Family's big step forward in memory Falkirk FC fan Nicola
Family and friends stepped out to remember a much-loved young woman at the weekend and raise awareness of the cancer which killed her.
Nicola Thomson was only 25 when she died on June 2, 2013, only months after she first had symptoms of pancreatic cancer.
Tragically her daughter Ciara was only four years old when Nicola, who worked in Tesco’s store in Grangemouth died.
She also left behind mum Wendy, dad Ian, brother Chris and his wife Laura.
Over the years the family have carried out lots of fundraising for the charity Pancreatic Cancer UK.
However, in 2021 they decided lots of people were having a tough time in the pandemic and instead they would take part in the charity’s Big Step Forward event to raise awareness of its work.
Over 150 people across Scotland took part in similar events at the same time.
Over 20 of Nicola’s loved ones started their walk at Falkirk Stadium and stepped out for four miles around the Helix Park.
Dad Ian, 57, a shift supervisor at Grangemouth refinery, said: “Nicola was a great Falkirk fan. She was a cheerleader at one stage and hardly ever missed a game. It seemed the right place to start from.”
Ciara now lives with Nicola’s brother and his wife near Glasgow and is about to start secondary school.
Their little boy Ivor celebrated his fourth birthday on the day of the walk but the family were so determined to take part in the awareness raising event that they held his party the week before.
Ian, from Old Polmont, added: “Nicola first had symptoms in December 2012 but the doctors thought it was noravirus.
"She had further tests in the January and we were on holiday when she got told it was pancreatic cancer. Of course we rushed back but it was so unexpected.
"Pancreatic cancer is known as the old person’s disease which is why it was so unusual for someone of Nicola’s age to be diagnosed.

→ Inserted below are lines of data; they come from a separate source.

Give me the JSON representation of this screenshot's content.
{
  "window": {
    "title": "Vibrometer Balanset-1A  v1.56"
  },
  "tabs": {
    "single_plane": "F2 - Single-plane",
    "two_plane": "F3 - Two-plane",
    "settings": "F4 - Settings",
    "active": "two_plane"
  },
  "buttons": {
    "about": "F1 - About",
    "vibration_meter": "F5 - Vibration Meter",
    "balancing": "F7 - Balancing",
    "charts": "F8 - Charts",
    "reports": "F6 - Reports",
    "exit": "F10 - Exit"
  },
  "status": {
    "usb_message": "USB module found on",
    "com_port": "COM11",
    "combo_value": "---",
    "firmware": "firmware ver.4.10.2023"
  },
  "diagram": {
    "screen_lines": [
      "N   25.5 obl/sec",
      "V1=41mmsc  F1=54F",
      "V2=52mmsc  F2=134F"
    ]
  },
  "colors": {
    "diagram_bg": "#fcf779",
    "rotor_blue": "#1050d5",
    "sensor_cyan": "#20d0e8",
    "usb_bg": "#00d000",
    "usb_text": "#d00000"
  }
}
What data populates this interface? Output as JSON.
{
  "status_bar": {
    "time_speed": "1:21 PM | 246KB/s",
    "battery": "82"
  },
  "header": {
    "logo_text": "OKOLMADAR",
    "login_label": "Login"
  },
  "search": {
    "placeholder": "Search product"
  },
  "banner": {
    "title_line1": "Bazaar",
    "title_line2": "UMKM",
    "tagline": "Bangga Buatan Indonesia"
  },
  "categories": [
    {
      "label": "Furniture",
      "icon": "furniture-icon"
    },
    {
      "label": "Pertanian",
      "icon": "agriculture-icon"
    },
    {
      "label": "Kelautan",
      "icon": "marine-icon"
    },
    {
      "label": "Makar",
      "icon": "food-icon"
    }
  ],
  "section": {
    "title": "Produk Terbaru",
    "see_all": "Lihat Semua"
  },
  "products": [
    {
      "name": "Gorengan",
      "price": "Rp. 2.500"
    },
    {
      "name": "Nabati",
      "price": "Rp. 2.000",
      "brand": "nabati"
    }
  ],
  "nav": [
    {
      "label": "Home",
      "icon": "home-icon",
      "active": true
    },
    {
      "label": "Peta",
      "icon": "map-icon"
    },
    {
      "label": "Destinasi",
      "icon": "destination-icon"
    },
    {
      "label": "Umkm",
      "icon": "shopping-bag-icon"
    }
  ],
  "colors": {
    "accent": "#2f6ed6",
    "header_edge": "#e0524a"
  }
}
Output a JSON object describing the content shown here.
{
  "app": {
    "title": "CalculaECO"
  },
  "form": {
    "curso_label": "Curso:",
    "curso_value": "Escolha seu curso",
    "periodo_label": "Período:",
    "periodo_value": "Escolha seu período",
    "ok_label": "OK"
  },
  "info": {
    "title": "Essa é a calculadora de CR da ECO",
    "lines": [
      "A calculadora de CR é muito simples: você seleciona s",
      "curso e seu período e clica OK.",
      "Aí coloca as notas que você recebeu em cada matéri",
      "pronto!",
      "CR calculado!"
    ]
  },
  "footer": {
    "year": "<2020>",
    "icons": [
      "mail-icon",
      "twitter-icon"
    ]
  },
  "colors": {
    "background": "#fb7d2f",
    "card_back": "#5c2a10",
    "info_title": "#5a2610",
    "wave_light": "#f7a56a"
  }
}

"But that’s why it’s important to raise awareness of the symptoms.”
Around 850 people are diagnosed with pancreatic cancer every year in Scotland and survival rates have not improved in over 50 years.
There are no screening programmes or simple tests to detect pancreatic cancer and its vague symptoms, including weight-loss, back-pain and indigestion, make it very difficult for doctors to diagnose.
To find out more visit www.pancreaticcancer.org.uk.